Thanks for the expression of your appreciation. I just want Anglicans to remember that we are Anglicans and have a proud and vibrant theological and liturgical heritage of our own (comparable to the Orthodox and the Lutherans) and we don’t need to seek our validation in comparisons to others. We aren’t “Presbyterians with a Prayer Book,” nor are we Anglo-Baptists, nor are we 19th century Roman Catholics without the Pope.
As Bishop Cosin said at the Restoration, we Anglicans are “Protestant and Reformed according to the principles of the Ancient Catholic Church.” Where Anglicans have failed as a church is where this history is ignored and something else (hyper-Calvinism/Puritanism, secularism, or imitation of 19th century Roman Catholicism) is put in the place of our own defining aspects (the Prayer Book, the Ordinal, the Articles, and appeal to the Fathers of the undivided Church).
I suppose that Deacon Derek is from the Reformed Episcopal Church. Unfortunately, his denomination is now merging with an Anglo-Catholic denomination that is for all practical purposes identical to the Roman Catholic Church in doctrine and practice. If only Reformed Anglicans had the guts to stand against the Anglo-Catholic onslaught!

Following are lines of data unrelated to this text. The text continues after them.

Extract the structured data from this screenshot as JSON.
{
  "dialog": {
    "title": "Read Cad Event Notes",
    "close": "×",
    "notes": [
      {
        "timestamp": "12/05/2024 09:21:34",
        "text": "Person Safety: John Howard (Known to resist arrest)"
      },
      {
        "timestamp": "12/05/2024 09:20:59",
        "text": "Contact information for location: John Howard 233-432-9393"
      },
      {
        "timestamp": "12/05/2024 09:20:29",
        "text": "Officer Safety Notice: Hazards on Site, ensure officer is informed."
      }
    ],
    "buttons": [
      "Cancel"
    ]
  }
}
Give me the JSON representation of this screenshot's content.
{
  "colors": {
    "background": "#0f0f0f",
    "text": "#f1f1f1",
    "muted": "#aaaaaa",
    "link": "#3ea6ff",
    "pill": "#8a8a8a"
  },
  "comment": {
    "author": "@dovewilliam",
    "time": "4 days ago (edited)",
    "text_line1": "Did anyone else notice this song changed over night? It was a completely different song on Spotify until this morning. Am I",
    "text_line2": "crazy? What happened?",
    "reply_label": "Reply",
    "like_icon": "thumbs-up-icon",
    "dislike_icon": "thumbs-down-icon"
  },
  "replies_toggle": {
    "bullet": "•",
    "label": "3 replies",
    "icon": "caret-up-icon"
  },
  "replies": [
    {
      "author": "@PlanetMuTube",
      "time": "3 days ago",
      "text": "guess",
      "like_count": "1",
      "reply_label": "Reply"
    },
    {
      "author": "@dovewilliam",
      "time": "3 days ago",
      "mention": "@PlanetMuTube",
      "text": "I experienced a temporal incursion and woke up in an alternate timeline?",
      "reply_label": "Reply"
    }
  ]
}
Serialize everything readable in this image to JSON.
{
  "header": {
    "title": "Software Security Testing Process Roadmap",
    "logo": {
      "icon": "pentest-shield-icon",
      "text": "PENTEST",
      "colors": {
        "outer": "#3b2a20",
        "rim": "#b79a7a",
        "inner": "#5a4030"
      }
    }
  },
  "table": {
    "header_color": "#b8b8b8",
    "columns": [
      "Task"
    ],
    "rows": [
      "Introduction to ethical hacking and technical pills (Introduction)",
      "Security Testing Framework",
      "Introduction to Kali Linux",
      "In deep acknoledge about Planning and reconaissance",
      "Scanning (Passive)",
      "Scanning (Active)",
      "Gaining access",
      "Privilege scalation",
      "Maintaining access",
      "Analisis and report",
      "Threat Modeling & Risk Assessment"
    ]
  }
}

I would agree that Anglicans are not to give up Anglican worship to become Presbyterians or Puritans. We should not become just another broad Evangelical church without a Prayer Book. But that is not to say that Anglicanism is not moderately Calvinistic or that it is not high church in the Evangelical and Reformed Anglican sense of it. The Anglican church is high church without the prayers to Mary, the fake religious orders of celibacy, and the compromising of the 5 solas of the Reformation and the 39 Articles of Religion.
I say it again. It is a total mistake and a travesty that the Reformed Episcopal Church is merging with the Anglican Province of America.
The analogy of the Protestant Reformation comes to mind here where Protestants divorced the Roman Catholic Church because it refused to reform itself from doctrinal errors that had been incorporated into the traditions of the church without Scriptural support. This divorce in the Anglican Communion is a divorce filed by the conservative and orthodox Anglicans who stand for the Gospel as it is taught in Holy Scripture. Conservatives will not allow themselves to be in communion with those who have left the Christian faith and have attempted to push the rest of the church into a similar apostasy.
We truly are in the end times when wicked and pernicious homosexuals are consecrated in a church that is supposed to be godly and holy. I care not that hypocrites in favor of homosexuality will be upset by my remarks. If the Church of England wishes to declare war on conservatives in the communion, then so be it. War it is.
You might also want to look at this article from Reuters: http://news.yahoo.com/news?tmpl=story&u=/nm/20050920/wl_nm/religion_anglicans_dc_2
This break with England should come as no surprise since Archbishop Peter Akinola warned the Archbishop of Canterbury and the Primates of this move last year in his remarks here:
Sincerely in Christ,